Available data
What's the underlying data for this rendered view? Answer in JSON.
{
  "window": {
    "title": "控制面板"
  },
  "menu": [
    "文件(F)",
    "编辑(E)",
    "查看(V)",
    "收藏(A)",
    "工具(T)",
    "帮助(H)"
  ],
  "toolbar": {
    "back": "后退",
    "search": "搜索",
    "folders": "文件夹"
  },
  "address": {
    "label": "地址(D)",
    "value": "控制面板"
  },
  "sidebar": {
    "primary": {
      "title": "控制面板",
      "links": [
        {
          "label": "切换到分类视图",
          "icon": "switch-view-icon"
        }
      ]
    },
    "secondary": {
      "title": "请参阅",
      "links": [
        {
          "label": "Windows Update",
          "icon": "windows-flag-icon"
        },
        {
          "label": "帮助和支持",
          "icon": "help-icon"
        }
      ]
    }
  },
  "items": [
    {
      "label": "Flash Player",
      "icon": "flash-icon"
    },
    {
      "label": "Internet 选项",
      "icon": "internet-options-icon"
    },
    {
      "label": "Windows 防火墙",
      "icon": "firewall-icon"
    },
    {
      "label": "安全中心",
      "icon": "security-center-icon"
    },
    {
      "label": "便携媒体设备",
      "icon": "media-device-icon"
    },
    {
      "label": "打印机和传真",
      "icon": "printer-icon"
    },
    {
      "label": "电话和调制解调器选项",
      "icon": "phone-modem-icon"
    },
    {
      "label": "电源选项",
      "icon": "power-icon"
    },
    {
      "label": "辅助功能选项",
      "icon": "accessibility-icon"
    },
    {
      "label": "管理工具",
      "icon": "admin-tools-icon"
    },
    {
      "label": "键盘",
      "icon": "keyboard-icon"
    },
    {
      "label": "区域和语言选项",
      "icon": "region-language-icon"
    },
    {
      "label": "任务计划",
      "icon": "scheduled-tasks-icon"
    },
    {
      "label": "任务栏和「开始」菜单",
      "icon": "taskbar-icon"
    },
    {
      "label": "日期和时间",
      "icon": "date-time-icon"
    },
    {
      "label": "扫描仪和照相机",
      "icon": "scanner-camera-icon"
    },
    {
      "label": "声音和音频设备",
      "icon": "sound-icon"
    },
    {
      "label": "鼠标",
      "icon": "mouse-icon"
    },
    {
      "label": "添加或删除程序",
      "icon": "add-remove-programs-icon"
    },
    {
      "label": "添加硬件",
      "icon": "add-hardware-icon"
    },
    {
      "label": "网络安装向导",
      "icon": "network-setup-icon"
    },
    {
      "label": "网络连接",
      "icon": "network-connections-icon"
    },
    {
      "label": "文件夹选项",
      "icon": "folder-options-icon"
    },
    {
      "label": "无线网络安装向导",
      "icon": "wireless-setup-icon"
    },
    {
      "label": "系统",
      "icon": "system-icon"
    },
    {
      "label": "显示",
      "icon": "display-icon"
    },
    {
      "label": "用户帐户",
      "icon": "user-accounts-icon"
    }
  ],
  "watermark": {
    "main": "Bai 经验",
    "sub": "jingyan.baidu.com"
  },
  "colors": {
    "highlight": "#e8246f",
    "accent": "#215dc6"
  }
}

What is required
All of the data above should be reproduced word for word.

Answer for the task
What's the underlying data for this rendered view? Answer in JSON.
{
  "window": {
    "title": "控制面板"
  },
  "menu": [
    "文件(F)",
    "编辑(E)",
    "查看(V)",
    "收藏(A)",
    "工具(T)",
    "帮助(H)"
  ],
  "toolbar": {
    "back": "后退",
    "search": "搜索",
    "folders": "文件夹"
  },
  "address": {
    "label": "地址(D)",
    "value": "控制面板"
  },
  "sidebar": {
    "primary": {
      "title": "控制面板",
      "links": [
        {
          "label": "切换到分类视图",
          "icon": "switch-view-icon"
        }
      ]
    },
    "secondary": {
      "title": "请参阅",
      "links": [
        {
          "label": "Windows Update",
          "icon": "windows-flag-icon"
        },
        {
          "label": "帮助和支持",
          "icon": "help-icon"
        }
      ]
    }
  },
  "items": [
    {
      "label": "Flash Player",
      "icon": "flash-icon"
    },
    {
      "label": "Internet 选项",
      "icon": "internet-options-icon"
    },
    {
      "label": "Windows 防火墙",
      "icon": "firewall-icon"
    },
    {
      "label": "安全中心",
      "icon": "security-center-icon"
    },
    {
      "label": "便携媒体设备",
      "icon": "media-device-icon"
    },
    {
      "label": "打印机和传真",
      "icon": "printer-icon"
    },
    {
      "label": "电话和调制解调器选项",
      "icon": "phone-modem-icon"
    },
    {
      "label": "电源选项",
      "icon": "power-icon"
    },
    {
      "label": "辅助功能选项",
      "icon": "accessibility-icon"
    },
    {
      "label": "管理工具",
      "icon": "admin-tools-icon"
    },
    {
      "label": "键盘",
      "icon": "keyboard-icon"
    },
    {
      "label": "区域和语言选项",
      "icon": "region-language-icon"
    },
    {
      "label": "任务计划",
      "icon": "scheduled-tasks-icon"
    },
    {
      "label": "任务栏和「开始」菜单",
      "icon": "taskbar-icon"
    },
    {
      "label": "日期和时间",
      "icon": "date-time-icon"
    },
    {
      "label": "扫描仪和照相机",
      "icon": "scanner-camera-icon"
    },
    {
      "label": "声音和音频设备",
      "icon": "sound-icon"
    },
    {
      "label": "鼠标",
      "icon": "mouse-icon"
    },
    {
      "label": "添加或删除程序",
      "icon": "add-remove-programs-icon"
    },
    {
      "label": "添加硬件",
      "icon": "add-hardware-icon"
    },
    {
      "label": "网络安装向导",
      "icon": "network-setup-icon"
    },
    {
      "label": "网络连接",
      "icon": "network-connections-icon"
    },
    {
      "label": "文件夹选项",
      "icon": "folder-options-icon"
    },
    {
      "label": "无线网络安装向导",
      "icon": "wireless-setup-icon"
    },
    {
      "label": "系统",
      "icon": "system-icon"
    },
    {
      "label": "显示",
      "icon": "display-icon"
    },
    {
      "label": "用户帐户",
      "icon": "user-accounts-icon"
    }
  ],
  "watermark": {
    "main": "Bai 经验",
    "sub": "jingyan.baidu.com"
  },
  "colors": {
    "highlight": "#e8246f",
    "accent": "#215dc6"
  }
}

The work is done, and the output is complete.